1. An aqueous solution containing stabilized chlorine dioxide dissolved therein in the form of an alkali metal chlorite at a pH between about 7 and 13 and adapted to release chlorine dioxide upon acidification to a pH of less than about 6, and a chloride of a metal selected from the group consisting of the alkali metals and the alkaline earth metals; said chloride present in an amount efiective to increase the release of said chlorine dioxide from said solution.
2. The composition of claim 1 wherein said solution contains the equivalent of from about 8 to about 13 percent sodium carbonate peroxide.
3. The composition of claim 1 wherein the pH is between about 8 and about 12, said stabilized chlorine dioxide is present in a concentration of more than 40,000 ppm. and said chloride is present in an amount providing 8 from about 0.1 to 20 moles chloride per mole of chlorine dioxide.
4. The composition of claim 1 wherein said chloride is sodium chloride present in an amount of from about 0.01 to 300 grams per liter of solution.

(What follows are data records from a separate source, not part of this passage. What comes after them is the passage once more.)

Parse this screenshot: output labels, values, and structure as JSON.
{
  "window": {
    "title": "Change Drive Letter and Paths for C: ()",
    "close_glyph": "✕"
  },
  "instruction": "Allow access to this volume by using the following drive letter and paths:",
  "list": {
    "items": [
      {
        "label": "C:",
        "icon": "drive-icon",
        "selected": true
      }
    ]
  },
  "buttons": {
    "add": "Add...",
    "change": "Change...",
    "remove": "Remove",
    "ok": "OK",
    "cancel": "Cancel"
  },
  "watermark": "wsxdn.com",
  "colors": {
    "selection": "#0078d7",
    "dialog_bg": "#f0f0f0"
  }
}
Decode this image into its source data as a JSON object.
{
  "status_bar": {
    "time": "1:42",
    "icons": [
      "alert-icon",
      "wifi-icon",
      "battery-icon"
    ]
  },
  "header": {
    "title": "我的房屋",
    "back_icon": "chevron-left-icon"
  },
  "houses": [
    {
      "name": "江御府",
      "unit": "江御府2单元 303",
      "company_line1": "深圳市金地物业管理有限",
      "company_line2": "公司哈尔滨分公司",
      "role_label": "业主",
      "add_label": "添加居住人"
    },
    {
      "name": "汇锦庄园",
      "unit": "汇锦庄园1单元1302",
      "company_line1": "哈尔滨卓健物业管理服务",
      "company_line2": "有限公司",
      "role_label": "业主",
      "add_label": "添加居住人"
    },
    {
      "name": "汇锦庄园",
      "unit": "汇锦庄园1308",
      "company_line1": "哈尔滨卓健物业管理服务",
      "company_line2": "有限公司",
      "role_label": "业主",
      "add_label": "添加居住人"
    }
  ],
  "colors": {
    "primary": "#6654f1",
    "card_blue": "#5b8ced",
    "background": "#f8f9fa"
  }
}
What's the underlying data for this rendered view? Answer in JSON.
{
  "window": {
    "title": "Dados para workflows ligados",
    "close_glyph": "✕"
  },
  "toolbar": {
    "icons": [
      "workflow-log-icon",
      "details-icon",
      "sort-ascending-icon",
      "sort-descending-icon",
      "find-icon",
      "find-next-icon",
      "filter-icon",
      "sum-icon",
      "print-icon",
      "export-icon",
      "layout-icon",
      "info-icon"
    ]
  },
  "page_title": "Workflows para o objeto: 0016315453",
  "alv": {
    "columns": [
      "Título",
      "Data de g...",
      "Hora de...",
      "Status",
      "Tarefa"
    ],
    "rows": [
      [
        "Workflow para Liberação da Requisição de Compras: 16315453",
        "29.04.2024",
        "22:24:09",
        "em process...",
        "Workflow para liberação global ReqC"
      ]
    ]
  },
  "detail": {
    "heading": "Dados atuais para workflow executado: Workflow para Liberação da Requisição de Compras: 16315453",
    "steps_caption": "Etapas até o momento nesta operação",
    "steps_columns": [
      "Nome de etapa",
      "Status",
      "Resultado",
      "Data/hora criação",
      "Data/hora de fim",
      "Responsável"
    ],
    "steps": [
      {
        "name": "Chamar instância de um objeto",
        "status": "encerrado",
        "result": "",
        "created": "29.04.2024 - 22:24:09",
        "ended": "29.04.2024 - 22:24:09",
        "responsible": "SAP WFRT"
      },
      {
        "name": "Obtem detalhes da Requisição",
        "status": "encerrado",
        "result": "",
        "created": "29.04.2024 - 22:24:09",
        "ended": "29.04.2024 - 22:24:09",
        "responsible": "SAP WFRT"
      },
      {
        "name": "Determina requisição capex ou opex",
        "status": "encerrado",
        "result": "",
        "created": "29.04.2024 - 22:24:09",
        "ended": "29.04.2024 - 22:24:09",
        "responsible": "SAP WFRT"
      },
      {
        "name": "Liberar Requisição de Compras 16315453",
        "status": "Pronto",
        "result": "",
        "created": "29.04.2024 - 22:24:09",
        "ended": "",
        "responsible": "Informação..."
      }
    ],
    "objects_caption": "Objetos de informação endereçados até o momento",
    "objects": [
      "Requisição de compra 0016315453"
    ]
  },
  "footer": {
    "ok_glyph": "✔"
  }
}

5. The composition of claim 1 wherein sodium chloride is present in a concentration between about 0.1 and 50 grams per liter.
6. A substantially dry, solid, detonation resistant alkali metal chlorite composition consisting essentially of between about 0.3 and 2 moles alkali metal chloride per mole of chlorite.
7. In the process of making an aqueous solution having a pH between about 8 and 12 and containing stabilized chlorine dioxide dissolved therein for release of gaseous chlorine dioxide upon acidification, the improvement Which comprises including a chloride of a metal selected from the group consisting of the alkali metals and the alkaline earth metals in said solution in an amount between 0.1 and 20 moles chloride per mole of chlorine dioxide and effective to increase the release of chlorine dioxide upon acidification.
8. A process for producing a stabilized chlorine dioxide solution which comprises passing ehlorine dioxide gas through an aqueous solution having a pH between about 7 and 13 and containing about 5 to 15 percent of a peroxygen compound and about 0.1 to 300* grams of an alkali metal chloride per liter.
9. A process according to claim 8 wherein said peroxygen compound is sodium carbonate peroxide and wherein sodium chloride is present in a concentration between about 0.1 and 50 grams per liter.
10. In the process of using an aqueous alkaline solu tion comprising stabilized chlorine dioxide dissolved therein for release of chlorine dioxide gas therefrom upon acidification, the improvement which comprises increasing the release of chlorine dioxide from the solution by adding a chloride of a metal selected from the group consisting of the alkali metals and the alkaline earth metals in an amount effective to increase the yield of liberated chlorine dioxide gas.
11. The process of claim 10 wherein said chlorine dioxide is present in said solution in a concentration greater than 40,000 ppm. ClO and in the form of sodium chlorite and wherein sodium chloride is included in said solution in an amount corresponding to about 0.1 to 20 moles per mole of dissolved C10 at a stage in the process when the solution is at a pH of not less than 6.
12. The process of claim 11 wherein said sodium chloride is added in an amount of from about 0.01 to 300 grams per liter of solution.
References Cited UNITED STATES PATENTS 2,833,624 5/1958 Sprauer 23l52 2,895,801 7/1959 Northgraves et al. 23152 2,936,219 5/1960 Rapson 23l52 3,123,521 3/1964 Wentworth et al. 252-187 3,278,447 10/1966 McNicholas 252187 RICHARD D. LOVERING, Primary Examiner IRWIN GLUCK, Assistant Examiner U.S. Cl. X.R. 8l08; 23-152